~1867: Léopold Trouvelot, French amateur entomologist, smuggles gypsy moths to Medford, Mass., hoping to breed them with native silk-producing moths to produce a more robust silk-producer. Their almost immediate escape sets off an invasion that continues today. Trouvelot hurriedly returns to France before the dimensions of the problem can be known.

1880-1912: Industrializing nations, desperate for the elastic belts, pliable gaskets and the aborbent tires needed by steam engines and vehicles, buy every scrap of rubber they can get from the Amazon’s rubber trees, the sole source of high-quality latex. The ensuing rubber boom collapses after an Englishman smuggles rubber trees out of Brazil. Soon much of southeast Asia is covered with this foreign tree.

1979: The golden apple snail is sent from Brazil to Taiwan to launch an escargot industry there. It escapes, proliferates, and becomes a major menace to the island’s rice crop.

Review

“A muscular, densely documented follow-up [to_ Mann’s 1491] . . . Like its predecessor, 1493 _runs to more than 400 pages, but it moves at a gallop . . . As a historian Mann should be admired not just for his broad scope and restless intelligence but for his biological senstivity. At every point of his tale he keeps foremost in his mind the effect of humans’ activities on the broader environment they inhabit.”
-Alfred W. Crosby, The Wall Street Journal
 
“In the wake of his groundbreaking book_ 1491_ Charles Mann has once again produced a brilliant and riveting work that will forever change the way we see the world. Mann shows how the ecological collision of Europe and the Americas transformed virtually every aspect of human history. Beautifully written, and packed with startling research, 1493 is a monumental achievement."
-David Grann, author of The Lost City of Z
 
“Spirited . . . One thing is indisputable: Mann is definitely global in his outlook and tribal in his thinking . . . Mann’s taxonomy of the ecological, political, religious, economic, anthropological and mystical melds together in an intriguing whole cloth.”
-Jonathan E. Lazarus, The [Newark] Star-Ledger
 
“Fascinating . . . Convincing . . . A spellbinding account of how an unplanned collision of unfamiliar animals, vegetables, minerals and diseases produced unforeseen wealth, misery, social upheaval and the modern world.”
-Starred review,_ Kirkus_

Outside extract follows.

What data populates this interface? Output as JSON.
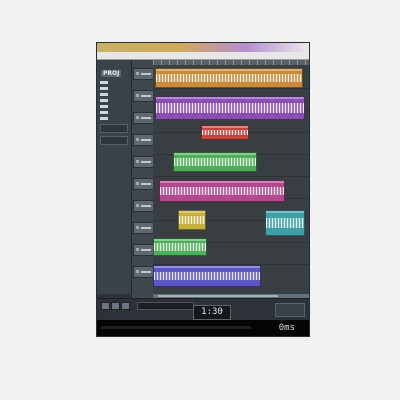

“A landmark book . . . Entrancingly provocative, 1493 bristles with illuminations, insights and surprises.”
-John McFarland, Shelf Awareness

“A fascinating survey . . . A lucid historical panorama that’s studded with entertaining studies of Chinese pirate fleets, courtly tobacco rituals, and the bloody feud between Jamestown colonists and the Indians who fed and fought them, to name a few. Brilliantly assembling colorful details into big-picture insights, Mann’s fresh challenge to Eurocentric histories puts interdependence at the origin of modernity.”
-Starred review,_ Publishers Weekly_

“In 1491 Charles Mann brilliantly described the Americas on the eve of Columbus’s voyage. Now in 1493 he tells how the world was changed forever by the movement of foods, metals, plants, people and diseases between the ‘New World’ and both Europe and China. His book is readable and well-written, based on his usual broad research, travels and interviews. A fascinating and important topic, admirably told.”
-John Hemming, author of Tree of Rivers

“Fascinating . . . Engaging and well-written . . . Information and insight abound on every page. This dazzling display of erudition, theory and insight will help readers to view history in a fresh way.”
-Roger Bishop, BookPage
 
“Charles Mann expertly shows how the complex, interconnected ecological and economic consequences of the European discovery of the Americas shaped many unexpected aspects of the modern world. This is an example of the best kind of history book: one that changes the way you look at the world, even as it informs and entertains.”
-Tom Standage, author of A History of the World in Six Glasses

Epub Format
File format: EPUB
File size: 2.0 M
No of Page: 1
Mobi Format
File format: MOBI
File size: 1.5 M
No of Page: 1